A CRUCIAL combination of a first-time mother's instincts and the determination to get answers for her tiny baby were the key to uncovering her son's many health complications, including a serious heart defect.
Bonnie-Lea Cahill refused to give up finding why now 11-week-old Oliver Sievers was so ill.
Her persistency paid off and the most serious diagnosis was a hole in his heart.
The family now awaits open heart surgery in Brisbane later this year.
But to add to their worries is dad Jordan Sievers losing his job as a transport company yardman because he needed to take time to care for his son with his partner, leaving the family with financial woes as well.
Oliver was born in Cairns Hospital and was just three weeks old when his mum noticed he was becoming overly unsettled, crying up to 18 hours on some days.
Their worries escalated when their newborn son wasn't putting on weight and was suffering severe reflux.
The couple first believed an allergy to cow's milk might be to blame and they worked with their GP to try various options to help their son, including using a different milk formula.
Then on August 6, while at work, Mr Sievers received a frantic call from his partner.
"She was in tears and said to just get home because we're on our way to the emergency department," Mr Sievers said.
The Redlynch Valley couple took their son to the emergency department before spending two weeks in hospital when doctors confirmed that Oliver had ventricular septal defect - a hole in his heart. He also had torticollis, fluid in his lung, a chest infection and an enlarged liver and heart.
"We basically went there with one issue and walked out with numerous underlying issues we didn't know about," Mr Sievers said.
"If it weren't for my partner ringing up my GP saying there's got to be something else wrong and that we needed a referral, then we wouldn't know where we'd be today.
Ms Cahill said: "After being fed, he would burp then just scream, which isn't normal."
She repeatedly kept asking her GP for advice and for a referral to the hospital because "I wasn't going to give up until I got to the bottom of it".
"If they had run all tests and said there was nothing wrong, I would've accepted it," Ms Cahill said. "But I felt that as a mum, I just knew in my heart that I had to keep going.

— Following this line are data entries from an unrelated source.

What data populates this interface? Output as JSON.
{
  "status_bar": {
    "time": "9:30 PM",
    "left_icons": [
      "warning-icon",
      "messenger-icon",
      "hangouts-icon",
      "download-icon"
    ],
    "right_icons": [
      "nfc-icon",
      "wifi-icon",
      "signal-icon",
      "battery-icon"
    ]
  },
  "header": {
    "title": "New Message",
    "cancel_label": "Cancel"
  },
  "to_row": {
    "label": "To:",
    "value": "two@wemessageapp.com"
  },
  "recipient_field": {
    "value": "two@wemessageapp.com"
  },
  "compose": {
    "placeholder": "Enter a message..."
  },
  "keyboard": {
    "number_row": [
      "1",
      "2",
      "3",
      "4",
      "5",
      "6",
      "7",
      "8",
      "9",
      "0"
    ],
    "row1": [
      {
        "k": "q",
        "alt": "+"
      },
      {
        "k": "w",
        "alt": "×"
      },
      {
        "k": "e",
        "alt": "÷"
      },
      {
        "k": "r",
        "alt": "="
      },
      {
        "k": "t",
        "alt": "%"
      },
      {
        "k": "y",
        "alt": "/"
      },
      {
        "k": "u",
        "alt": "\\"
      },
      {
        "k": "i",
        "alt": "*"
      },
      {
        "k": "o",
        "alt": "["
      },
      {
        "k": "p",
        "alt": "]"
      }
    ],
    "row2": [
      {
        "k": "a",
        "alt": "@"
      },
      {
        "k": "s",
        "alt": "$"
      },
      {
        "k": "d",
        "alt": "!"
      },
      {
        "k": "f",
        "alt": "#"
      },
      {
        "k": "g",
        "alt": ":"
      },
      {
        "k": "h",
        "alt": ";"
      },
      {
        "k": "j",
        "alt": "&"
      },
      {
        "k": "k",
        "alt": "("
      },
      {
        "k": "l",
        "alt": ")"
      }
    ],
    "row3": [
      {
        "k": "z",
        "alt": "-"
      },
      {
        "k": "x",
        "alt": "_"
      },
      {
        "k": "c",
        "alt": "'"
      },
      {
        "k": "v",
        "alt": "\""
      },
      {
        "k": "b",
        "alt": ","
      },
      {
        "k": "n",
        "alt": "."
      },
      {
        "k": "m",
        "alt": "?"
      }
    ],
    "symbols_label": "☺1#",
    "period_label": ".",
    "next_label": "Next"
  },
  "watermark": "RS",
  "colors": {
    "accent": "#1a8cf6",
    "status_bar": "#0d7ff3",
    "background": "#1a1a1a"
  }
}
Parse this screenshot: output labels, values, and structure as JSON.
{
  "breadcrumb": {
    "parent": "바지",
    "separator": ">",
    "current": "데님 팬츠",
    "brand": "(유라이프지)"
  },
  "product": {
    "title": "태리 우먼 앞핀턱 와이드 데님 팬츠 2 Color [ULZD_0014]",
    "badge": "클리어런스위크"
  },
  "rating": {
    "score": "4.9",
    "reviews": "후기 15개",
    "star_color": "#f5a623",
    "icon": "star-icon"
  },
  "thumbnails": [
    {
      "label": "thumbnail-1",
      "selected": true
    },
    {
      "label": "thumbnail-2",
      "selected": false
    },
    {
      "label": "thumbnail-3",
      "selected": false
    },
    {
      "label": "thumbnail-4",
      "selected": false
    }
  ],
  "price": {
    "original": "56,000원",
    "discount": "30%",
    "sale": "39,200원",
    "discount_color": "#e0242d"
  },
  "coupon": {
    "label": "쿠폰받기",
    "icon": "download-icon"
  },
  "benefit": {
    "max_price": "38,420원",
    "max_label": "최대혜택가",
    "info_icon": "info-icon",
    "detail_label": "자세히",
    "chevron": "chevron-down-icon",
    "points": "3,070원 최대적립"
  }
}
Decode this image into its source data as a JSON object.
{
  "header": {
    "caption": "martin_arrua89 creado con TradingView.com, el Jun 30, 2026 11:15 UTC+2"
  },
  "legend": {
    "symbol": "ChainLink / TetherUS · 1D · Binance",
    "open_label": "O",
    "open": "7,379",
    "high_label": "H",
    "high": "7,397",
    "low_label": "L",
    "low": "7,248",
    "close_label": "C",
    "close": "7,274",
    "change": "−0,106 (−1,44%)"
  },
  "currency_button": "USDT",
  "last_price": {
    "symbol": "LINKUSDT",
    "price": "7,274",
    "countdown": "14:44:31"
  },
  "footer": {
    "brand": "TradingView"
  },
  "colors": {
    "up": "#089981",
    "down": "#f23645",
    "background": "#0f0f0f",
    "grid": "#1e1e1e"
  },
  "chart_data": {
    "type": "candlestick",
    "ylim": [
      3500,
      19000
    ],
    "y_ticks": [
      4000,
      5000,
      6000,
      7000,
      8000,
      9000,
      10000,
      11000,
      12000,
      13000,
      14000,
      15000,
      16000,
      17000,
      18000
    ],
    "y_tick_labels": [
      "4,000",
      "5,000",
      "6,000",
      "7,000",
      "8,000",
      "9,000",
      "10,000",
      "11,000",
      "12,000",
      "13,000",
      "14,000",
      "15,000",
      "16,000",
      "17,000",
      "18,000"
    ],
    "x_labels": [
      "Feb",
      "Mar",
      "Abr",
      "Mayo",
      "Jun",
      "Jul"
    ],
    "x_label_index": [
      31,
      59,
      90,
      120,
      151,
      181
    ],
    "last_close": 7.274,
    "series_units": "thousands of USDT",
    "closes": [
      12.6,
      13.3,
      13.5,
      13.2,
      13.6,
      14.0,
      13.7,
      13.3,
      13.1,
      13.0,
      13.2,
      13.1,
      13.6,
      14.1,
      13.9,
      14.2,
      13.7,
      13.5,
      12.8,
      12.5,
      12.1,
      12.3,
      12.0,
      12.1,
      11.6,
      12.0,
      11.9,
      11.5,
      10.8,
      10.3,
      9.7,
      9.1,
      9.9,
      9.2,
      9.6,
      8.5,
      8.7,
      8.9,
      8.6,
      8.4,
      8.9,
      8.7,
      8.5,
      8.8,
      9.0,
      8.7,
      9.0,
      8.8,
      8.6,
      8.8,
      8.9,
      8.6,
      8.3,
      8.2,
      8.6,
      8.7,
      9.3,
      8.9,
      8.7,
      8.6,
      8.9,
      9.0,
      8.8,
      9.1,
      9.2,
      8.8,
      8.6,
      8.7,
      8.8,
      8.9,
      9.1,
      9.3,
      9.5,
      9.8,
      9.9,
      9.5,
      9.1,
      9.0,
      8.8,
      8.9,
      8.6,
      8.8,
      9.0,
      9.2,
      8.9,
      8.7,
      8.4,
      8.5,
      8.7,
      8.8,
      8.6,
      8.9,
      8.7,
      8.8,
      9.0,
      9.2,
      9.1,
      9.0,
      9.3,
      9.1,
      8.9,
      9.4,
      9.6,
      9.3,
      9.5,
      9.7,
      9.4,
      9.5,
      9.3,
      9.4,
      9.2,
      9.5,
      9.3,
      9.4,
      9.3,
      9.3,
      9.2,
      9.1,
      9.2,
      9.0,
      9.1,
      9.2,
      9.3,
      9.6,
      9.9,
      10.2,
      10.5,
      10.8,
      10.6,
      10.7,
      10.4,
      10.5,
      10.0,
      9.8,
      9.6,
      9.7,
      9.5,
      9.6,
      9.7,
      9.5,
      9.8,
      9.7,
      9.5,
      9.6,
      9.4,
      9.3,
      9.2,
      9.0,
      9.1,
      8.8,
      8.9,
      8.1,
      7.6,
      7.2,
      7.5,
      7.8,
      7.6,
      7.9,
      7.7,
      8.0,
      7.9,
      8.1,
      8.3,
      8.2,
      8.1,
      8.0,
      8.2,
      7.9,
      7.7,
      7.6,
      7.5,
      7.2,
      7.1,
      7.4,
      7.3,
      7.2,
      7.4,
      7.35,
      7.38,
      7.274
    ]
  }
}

It felt like forever, but we finally got there. It's been very hard and very emotional.
"But he's a happy baby and overall doing OK."
Oliver is now fed via a nasogastric tube, which passes through his nostril into his stomach, as he awaits surgery.
"We've been very lucky to have a good team at the hospital to uncover all these issues," Ms Cahill said.
The Cairns community is rallying behind the family, with a GoFundMe page to raise funds for costs associated with the surgery. To donate to the family, visit GoFundMe.
Originally published as Young mum's fight to diagnose son's illness